Re: ions behavior in protein-water box:

From: Christopher Gillespie (
Date: Wed Oct 29 2008 - 17:12:23 CDT


I agree that the ions shouldn't effect the protein dramatically, but
if you are concerned with the interactions of the ions with the
protein why include the Ca2+ and not just Na+? If the protein is not
restrained in any way the ion effect over the length of the simulation
should not be too dramatic. Simple Brownian motion is going to move
the ions with or without the protein.


On Oct 29, 2008, at 5:56 PM, Emanuelle Bachelet wrote:

> Hi Chris,
> By closer I mean less than 5A, I haven't measured the exact distance
> because it's fluctuating. But imo, less than 5A means ions are going
> to modify the electrostatic interactions with/on the protein. Ions
> should be just to neutralize the system not to interact with the
> protein.
> I will also have a look at the reference you mention.
> Thanks,
> Ema
> On Wed, Oct 29, 2008 at 4:05 PM, Christopher Gillespie <
> > wrote:
> Ema,
> What exactly do you mean by "closer"? Ion association with protein
> surfaces is not necessarily an "incorrect" observation rather ions
> can interact with various parts routinely. Take a look at the work
> of Pavel Jungwirth on ion protein association.
> Best
> Chris
> On Oct 29, 2008, at 2:44 PM, Emanuelle Bachelet wrote:
> Hello,
> I have a question regarding ions in a simulation.
> I have a protein that has a net charge of -9 (it includes one of the
> residues which is phosphorylated). I immersed this protein in water
> box it and added 4 calcium ions and one sodium ion to neutralize the
> overall charge.
> But when my simulation system reaches .5ns of production dynamics
> (NVE), some ions move closer to the protein. In my opinion, they
> should not come too close to protein so as to modify the protein
> behavior. Does this mean that I constrain the ions at a particular
> position?
> thanks,
> Ema.

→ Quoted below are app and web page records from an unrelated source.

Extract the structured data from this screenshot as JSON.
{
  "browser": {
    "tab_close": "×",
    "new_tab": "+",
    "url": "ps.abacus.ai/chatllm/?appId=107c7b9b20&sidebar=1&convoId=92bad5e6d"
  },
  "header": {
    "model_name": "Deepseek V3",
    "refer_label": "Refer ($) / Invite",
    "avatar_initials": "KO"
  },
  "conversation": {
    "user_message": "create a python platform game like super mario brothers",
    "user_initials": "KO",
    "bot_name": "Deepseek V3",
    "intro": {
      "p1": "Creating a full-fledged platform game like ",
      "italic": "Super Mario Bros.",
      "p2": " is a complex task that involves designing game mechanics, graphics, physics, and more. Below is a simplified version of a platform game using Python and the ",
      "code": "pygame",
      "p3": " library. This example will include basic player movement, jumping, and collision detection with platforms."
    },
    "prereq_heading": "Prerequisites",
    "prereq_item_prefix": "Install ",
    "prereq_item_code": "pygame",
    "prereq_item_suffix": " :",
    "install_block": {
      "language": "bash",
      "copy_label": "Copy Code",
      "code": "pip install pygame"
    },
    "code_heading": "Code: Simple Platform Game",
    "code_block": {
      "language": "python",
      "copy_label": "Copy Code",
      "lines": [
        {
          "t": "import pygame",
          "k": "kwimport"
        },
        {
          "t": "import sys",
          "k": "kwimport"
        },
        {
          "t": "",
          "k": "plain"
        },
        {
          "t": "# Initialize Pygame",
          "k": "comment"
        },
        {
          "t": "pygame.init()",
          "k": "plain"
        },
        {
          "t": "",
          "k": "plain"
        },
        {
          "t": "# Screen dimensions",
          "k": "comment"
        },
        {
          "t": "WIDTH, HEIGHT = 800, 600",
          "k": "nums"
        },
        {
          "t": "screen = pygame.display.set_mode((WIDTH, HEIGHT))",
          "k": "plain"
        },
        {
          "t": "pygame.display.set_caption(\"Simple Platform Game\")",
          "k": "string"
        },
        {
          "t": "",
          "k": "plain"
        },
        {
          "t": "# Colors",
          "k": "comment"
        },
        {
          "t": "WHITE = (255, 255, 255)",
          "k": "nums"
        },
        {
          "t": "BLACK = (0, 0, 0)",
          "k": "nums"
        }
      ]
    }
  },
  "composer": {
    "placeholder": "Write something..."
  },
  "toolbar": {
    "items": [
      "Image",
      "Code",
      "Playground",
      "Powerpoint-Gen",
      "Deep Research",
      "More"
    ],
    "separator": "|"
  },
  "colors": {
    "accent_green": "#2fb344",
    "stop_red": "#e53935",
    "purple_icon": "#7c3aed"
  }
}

This archive was generated by hypermail 2.1.6 : Wed Feb 29 2012 - 15:50:01 CST